> Dataset entries
────────────────────────────────────────
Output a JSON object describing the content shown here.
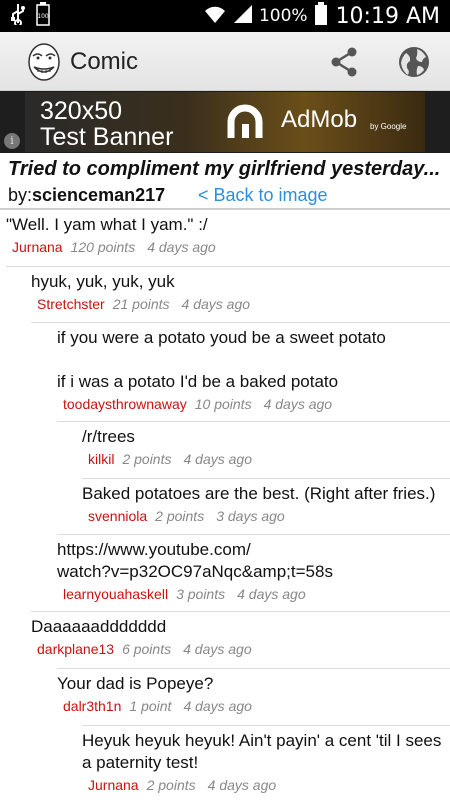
{
  "status_bar": {
    "battery_percent": "100%",
    "time": "10:19 AM",
    "icons": [
      "usb-icon",
      "battery-small-icon",
      "wifi-icon",
      "signal-icon",
      "battery-icon"
    ]
  },
  "action_bar": {
    "title": "Comic",
    "icons": [
      "rage-face-app-icon",
      "share-icon",
      "globe-icon"
    ]
  },
  "banner": {
    "line1": "320x50",
    "line2": "Test Banner",
    "brand": "AdMob",
    "brand_sub": "by Google",
    "info_glyph": "i"
  },
  "post": {
    "title": "Tried to compliment my girlfriend yesterday...",
    "by_prefix": "by:",
    "author": "scienceman217",
    "back_link": "< Back to image"
  },
  "comments": [
    {
      "body": "\"Well. I yam what I yam.\" :/",
      "user": "Jurnana",
      "points": "120 points",
      "age": "4 days ago",
      "depth": 0
    },
    {
      "body": "hyuk, yuk, yuk, yuk",
      "user": "Stretchster",
      "points": "21 points",
      "age": "4 days ago",
      "depth": 1
    },
    {
      "body": "if you were a potato youd be a sweet potato\n\nif i was a potato I'd be a baked potato",
      "user": "toodaysthrownaway",
      "points": "10 points",
      "age": "4 days ago",
      "depth": 2
    },
    {
      "body": "/r/trees",
      "user": "kilkil",
      "points": "2 points",
      "age": "4 days ago",
      "depth": 3
    },
    {
      "body": "Baked potatoes are the best. (Right after fries.)",
      "user": "svenniola",
      "points": "2 points",
      "age": "3 days ago",
      "depth": 3
    },
    {
      "body": "https://www.youtube.com/\nwatch?v=p32OC97aNqc&amp;t=58s",
      "user": "learnyouahaskell",
      "points": "3 points",
      "age": "4 days ago",
      "depth": 2
    },
    {
      "body": "Daaaaaaddddddd",
      "user": "darkplane13",
      "points": "6 points",
      "age": "4 days ago",
      "depth": 1
    },
    {
      "body": "Your dad is Popeye?",
      "user": "dalr3th1n",
      "points": "1 point",
      "age": "4 days ago",
      "depth": 2
    },
    {
      "body": "Heyuk heyuk heyuk! Ain't payin' a cent 'til I sees a paternity test!",
      "user": "Jurnana",
      "points": "2 points",
      "age": "4 days ago",
      "depth": 3
    }
  ]
}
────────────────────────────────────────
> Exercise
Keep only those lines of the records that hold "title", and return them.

> Solution
    "title": "Comic",
    "title": "Tried to compliment my girlfriend yesterday...",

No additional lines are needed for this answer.